Activity: Search the records for the word "Stop" and copy every line in which it occurs.

== Material to process

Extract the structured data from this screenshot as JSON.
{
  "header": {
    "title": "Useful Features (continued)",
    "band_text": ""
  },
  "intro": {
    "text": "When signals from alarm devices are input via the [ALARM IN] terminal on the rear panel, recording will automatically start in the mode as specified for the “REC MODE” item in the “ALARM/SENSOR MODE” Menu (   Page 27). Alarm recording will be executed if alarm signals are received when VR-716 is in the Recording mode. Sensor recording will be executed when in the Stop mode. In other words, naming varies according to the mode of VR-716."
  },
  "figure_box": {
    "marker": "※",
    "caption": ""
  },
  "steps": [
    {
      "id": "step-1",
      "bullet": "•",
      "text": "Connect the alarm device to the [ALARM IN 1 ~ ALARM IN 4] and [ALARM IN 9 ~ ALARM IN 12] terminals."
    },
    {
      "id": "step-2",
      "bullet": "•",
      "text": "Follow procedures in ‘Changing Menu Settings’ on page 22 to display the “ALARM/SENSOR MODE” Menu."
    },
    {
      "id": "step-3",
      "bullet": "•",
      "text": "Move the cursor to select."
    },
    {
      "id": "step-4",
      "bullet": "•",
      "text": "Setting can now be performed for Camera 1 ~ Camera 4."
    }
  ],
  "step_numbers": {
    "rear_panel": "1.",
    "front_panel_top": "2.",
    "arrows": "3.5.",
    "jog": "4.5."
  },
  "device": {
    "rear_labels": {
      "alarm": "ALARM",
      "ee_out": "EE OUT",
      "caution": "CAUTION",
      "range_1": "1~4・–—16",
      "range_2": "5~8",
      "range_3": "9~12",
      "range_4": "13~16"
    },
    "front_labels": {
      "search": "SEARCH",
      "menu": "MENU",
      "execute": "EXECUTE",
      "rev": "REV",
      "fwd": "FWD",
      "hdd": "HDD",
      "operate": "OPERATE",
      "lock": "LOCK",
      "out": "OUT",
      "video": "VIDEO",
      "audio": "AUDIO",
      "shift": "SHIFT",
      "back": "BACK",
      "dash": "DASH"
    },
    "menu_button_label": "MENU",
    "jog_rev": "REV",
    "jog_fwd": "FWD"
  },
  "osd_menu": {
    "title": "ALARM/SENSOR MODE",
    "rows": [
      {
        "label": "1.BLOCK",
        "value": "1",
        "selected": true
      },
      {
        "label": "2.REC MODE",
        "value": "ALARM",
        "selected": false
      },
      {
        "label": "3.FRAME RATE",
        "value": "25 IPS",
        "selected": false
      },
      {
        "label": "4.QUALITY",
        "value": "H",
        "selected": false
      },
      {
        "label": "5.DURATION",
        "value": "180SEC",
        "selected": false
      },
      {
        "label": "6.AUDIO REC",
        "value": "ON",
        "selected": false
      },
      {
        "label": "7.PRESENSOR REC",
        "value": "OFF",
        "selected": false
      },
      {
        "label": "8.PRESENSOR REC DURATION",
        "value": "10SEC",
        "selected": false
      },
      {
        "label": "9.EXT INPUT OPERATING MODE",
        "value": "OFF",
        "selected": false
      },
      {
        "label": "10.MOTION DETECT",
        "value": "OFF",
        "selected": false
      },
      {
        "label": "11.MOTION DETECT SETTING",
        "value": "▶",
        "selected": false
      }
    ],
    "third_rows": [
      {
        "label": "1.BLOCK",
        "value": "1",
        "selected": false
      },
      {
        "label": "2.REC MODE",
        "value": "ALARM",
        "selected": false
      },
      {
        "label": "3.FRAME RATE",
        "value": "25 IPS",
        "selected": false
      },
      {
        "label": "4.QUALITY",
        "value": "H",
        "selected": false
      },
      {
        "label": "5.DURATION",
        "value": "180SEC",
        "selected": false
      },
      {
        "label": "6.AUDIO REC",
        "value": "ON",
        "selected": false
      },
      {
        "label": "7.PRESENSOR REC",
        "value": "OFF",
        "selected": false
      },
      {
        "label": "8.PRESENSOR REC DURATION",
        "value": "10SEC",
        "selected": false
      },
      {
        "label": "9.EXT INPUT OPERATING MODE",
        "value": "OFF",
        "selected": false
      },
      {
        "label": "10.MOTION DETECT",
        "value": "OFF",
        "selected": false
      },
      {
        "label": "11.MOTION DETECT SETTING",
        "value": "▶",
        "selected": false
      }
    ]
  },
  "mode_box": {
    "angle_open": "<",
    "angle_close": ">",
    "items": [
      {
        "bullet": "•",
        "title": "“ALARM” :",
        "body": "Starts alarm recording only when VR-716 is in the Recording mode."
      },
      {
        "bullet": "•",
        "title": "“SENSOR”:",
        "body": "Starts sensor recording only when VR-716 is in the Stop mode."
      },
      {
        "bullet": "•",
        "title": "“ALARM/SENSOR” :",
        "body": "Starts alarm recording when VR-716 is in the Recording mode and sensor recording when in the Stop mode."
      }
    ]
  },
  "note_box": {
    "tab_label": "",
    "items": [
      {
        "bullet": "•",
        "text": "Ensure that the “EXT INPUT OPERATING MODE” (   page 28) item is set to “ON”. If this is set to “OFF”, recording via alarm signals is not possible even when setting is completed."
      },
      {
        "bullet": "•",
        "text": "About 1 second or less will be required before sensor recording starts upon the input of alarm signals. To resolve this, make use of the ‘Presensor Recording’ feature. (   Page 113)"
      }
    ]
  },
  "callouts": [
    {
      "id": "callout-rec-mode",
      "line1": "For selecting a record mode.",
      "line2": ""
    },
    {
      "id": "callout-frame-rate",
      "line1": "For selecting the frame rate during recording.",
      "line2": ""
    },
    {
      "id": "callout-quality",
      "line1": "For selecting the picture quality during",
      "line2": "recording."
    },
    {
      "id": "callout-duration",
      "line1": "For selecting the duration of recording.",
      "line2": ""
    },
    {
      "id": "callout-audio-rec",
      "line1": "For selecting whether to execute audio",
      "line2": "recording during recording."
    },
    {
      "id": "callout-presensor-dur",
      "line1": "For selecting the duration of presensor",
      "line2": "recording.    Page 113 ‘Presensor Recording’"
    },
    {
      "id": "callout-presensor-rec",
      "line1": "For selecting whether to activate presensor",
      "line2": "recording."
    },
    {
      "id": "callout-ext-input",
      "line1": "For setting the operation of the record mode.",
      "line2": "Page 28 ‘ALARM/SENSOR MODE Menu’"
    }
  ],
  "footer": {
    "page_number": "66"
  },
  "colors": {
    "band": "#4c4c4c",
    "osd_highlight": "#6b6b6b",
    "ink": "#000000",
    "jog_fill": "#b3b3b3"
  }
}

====

Written response:
    "text": "When signals from alarm devices are input via the [ALARM IN] terminal on the rear panel, recording will automatically start in the mode as specified for the “REC MODE” item in the “ALARM/SENSOR MODE” Menu (   Page 27). Alarm recording will be executed if alarm signals are received when VR-716 is in the Recording mode. Sensor recording will be executed when in the Stop mode. In other words, naming varies according to the mode of VR-716."
        "body": "Starts sensor recording only when VR-716 is in the Stop mode."
        "body": "Starts alarm recording when VR-716 is in the Recording mode and sensor recording when in the Stop mode."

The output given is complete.